The Prime Minister has announced that the city region’s bid to the £1.7bn Transforming Cities Fund is one of those selected to go through to the next stage.
The bid was submitted by Dan Jarvis, mayor of the Sheffield City Region, and has the support of all four local authorities in South Yorkshire, as well as the Sheffield City Region Local Enterprise Partnership.
Dan Jarvis, mayor of the Sheffield City Region, said: “I welcome this announcement from the government, which reflects the strength of our bid to the Transforming Cities Fund.
“It is critical that we improve the transport system in our region, to create better access to major employment sites, reduce congestion and better integrate different modes of transport.
"Our proposal to develop a Global Innovation Corridor which connects residents and businesses to our internationally-significant assets will help to achieve that, and grow our economy.
"I now look forward to working with the Department for Transport as we develop our detailed plans.”
If successful, the cash will allow Mayor Jarvis to drive forward the Global Innovation Corridor, connecting people, businesses and ideas, and linking together key sites such as Sheffield city centre, the Advanced Manufacturing Innovation District, Doncaster Sheffield Airport and Barnsley’s Digital Campus.
This would catalyse economic growth in the region, adding £21bn to the national economy by 2040, and creating a city region characterised by global excellence in advanced manufacturing and engineering; superb national and international connectivity; thriving urban centres and well-connected communities.
Sheffield City Region’s Transforming Cities Fund bid focused on three “corridors”, which together have the potential to unlock new employment sites, better connect residents to those employment sites and increase the flow of people, businesses and ideas These areas are the River Don corridor between Sheffield city centre and the Unity site north of Doncaster; the Advanced Manufacturing Innovation District (AMID) on the border of Sheffield and Rotherham, and the Dearne Valley Corridor, spanning Rotherham, Barnsley and Doncaster and including key employment sites such as the Barnsley Digital Campus and M1 Junction 36.
The funding would pay for transformational transport changes in these areas, including bus priority improvements, enabling active travel, providing transport hubs, introducing smart ticketing, new park and ride sites, and much more.
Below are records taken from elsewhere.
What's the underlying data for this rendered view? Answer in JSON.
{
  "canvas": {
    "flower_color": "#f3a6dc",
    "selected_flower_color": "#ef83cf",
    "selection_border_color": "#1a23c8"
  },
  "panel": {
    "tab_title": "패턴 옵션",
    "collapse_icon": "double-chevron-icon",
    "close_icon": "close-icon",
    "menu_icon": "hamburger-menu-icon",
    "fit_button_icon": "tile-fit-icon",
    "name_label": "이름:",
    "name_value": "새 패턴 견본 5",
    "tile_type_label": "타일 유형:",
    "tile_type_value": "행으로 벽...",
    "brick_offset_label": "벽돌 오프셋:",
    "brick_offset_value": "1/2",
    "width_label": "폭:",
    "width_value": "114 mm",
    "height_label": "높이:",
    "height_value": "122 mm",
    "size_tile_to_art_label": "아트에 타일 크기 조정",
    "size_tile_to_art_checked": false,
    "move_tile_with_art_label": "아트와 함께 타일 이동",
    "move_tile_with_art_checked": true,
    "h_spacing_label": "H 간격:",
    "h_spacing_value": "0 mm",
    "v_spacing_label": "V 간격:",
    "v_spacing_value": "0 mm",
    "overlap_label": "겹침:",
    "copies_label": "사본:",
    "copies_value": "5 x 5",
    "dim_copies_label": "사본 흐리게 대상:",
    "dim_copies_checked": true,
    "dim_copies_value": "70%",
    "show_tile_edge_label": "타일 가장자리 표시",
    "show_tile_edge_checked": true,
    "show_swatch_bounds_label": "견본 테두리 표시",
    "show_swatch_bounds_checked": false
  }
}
This would lead to quicker journey times, reduced congestion, improved punctuality and reliability, and benefits associated with active travel, such as improved health and wellbeing.
Councillor Roy Miller, cabinet spokesperson for place at Barnsley Council, said: “This is great news for Barnsley. It supports our drive to invest in, and regenerate our borough to create a thriving and vibrant economy.
“It’s essential that we work to improve the key connectivity corridors for our residents and businesses. The Barnsley element of the Transforming Cities Fund will help us to further the work that we’ve already done along the A61 Corridor and the Dearne Valley Corridor.”
Rotherham Council Leader, Councillor Chris Read, said: “Rotherham’s ambition is to create the right conditions for growth and regeneration.
"As Yorkshire’s fastest growing-city economy, and UK’s tenth fastest growing economy, we are working closely with our neighbours to ensure a strong transport, digital and environmental infrastructure supports further economic growth for the region.”
Councillor Jack Scott, cabinet member for transport and development at Sheffield City Council, said: “This announcement is excellent news for Sheffield and South Yorkshire. This project has the potential to radically improve transport in our communities, with cleaner air and more reliable public transport for all of Sheffield.
"We are really excited about the next stage and the way it will help us to build a strong economy that works for everyone."
The next stage will be for Sheffield City Region to submit a full business case to Government by next summer, along with local authorities in Derby & Nottingham, Leicester City, the North East, Norwich, Plymouth, Portsmouth, Southampton, Stoke-on-Trent and West Yorkshire.
The ten shortlisted city regions will each receive an initial £50,000 as well as bespoke support from government to co-develop the strongest cases for investment. Once finalised, funding decisions will consider the relative strength of each bid and their impact on improving connectivity, supporting employment and driving up productivity.